The Montana Supreme Court Tuesday affirmed a lower court judgment that a Berkshire Hathaway Inc. unit must pay $97.8 million in asbestos claims and other costs to the state under a comprehensive general liability policy it issued for 1973 through 1975.

The 69-page, 6-1 majority ruling in National Indemnity Co. V. State of Montana essentially affirms a March 2018 ruling against the Berkshire Hathaway unit by a lower court in Bozeman.

The court held in the earlier ruling that the state knew about hazardous conditions, injuries and deaths related to a vermiculite mine in Libby, Montana, since 1942.

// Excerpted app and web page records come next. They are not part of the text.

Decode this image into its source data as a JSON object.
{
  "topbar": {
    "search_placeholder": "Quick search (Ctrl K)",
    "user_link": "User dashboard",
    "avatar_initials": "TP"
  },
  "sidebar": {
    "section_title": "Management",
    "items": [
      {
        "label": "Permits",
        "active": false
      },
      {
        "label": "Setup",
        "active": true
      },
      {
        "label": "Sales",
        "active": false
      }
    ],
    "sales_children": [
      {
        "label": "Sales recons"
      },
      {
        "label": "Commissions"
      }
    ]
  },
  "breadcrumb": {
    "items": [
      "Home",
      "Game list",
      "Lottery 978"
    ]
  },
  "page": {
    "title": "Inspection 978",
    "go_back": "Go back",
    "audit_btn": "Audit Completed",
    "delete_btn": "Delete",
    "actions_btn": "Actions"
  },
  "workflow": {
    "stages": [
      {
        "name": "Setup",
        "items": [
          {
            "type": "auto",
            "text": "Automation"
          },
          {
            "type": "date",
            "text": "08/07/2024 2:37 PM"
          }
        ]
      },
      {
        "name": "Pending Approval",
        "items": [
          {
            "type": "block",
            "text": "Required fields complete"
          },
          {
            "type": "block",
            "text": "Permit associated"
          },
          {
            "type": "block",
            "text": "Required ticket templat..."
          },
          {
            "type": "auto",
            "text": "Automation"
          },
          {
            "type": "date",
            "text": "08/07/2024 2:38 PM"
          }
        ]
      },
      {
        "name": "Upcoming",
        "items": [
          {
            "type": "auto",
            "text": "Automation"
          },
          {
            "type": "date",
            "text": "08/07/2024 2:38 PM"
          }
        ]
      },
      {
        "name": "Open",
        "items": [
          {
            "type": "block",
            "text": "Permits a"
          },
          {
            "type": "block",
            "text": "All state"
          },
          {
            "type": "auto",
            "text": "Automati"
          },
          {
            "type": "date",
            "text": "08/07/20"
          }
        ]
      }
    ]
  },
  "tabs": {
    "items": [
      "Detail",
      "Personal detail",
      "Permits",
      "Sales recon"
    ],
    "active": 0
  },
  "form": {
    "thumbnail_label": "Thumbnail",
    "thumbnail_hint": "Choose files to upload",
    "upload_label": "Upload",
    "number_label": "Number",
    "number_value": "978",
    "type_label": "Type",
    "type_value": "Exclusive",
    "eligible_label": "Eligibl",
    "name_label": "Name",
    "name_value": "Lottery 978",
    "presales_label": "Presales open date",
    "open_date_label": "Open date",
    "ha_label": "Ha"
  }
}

The mine, which later became a Superfund site, was owned and operated by W.R. Grace and Co. and its predecessors. The insurance-related dispute concerned underlying litigation against the state related to its regulatory role.

In August 2019, the lower court followed up its ruling with a judgment holding National Indemnity was obliged to pay the state $97.8 million.

According to the Supreme Court ruling, this consists of $26.8 million for the remainder of a 2009 global settlement, giving credit to National Indemnity for $16.1 million it had contributed, and $21.3 million in accompanying prejudgment interest; $29.6 million to indemnify the state for settlements paid to claimants exposed during the policy period and $4.9 million in accompanying prejudgment interest; $6.9 million for the state’s attorneys fees and costs paid for defending the claims between 2005 and 2019; $4.9 million for prejudgment interest on the state’s claim defense costs; and $3.6 million for the state’s attorneys fees and costs incurred in defending the litigation through March 2019.

The court remanded two issues to the lower court: the number of occurrences under the policy and the resulting calculation of policy limits, and the eligibility of claimants exposed to asbestos only prior to the policy period.

A dissenting opinion said National had not breached its duty to defend the state.

Attorneys in the case did not respond to requests for comment.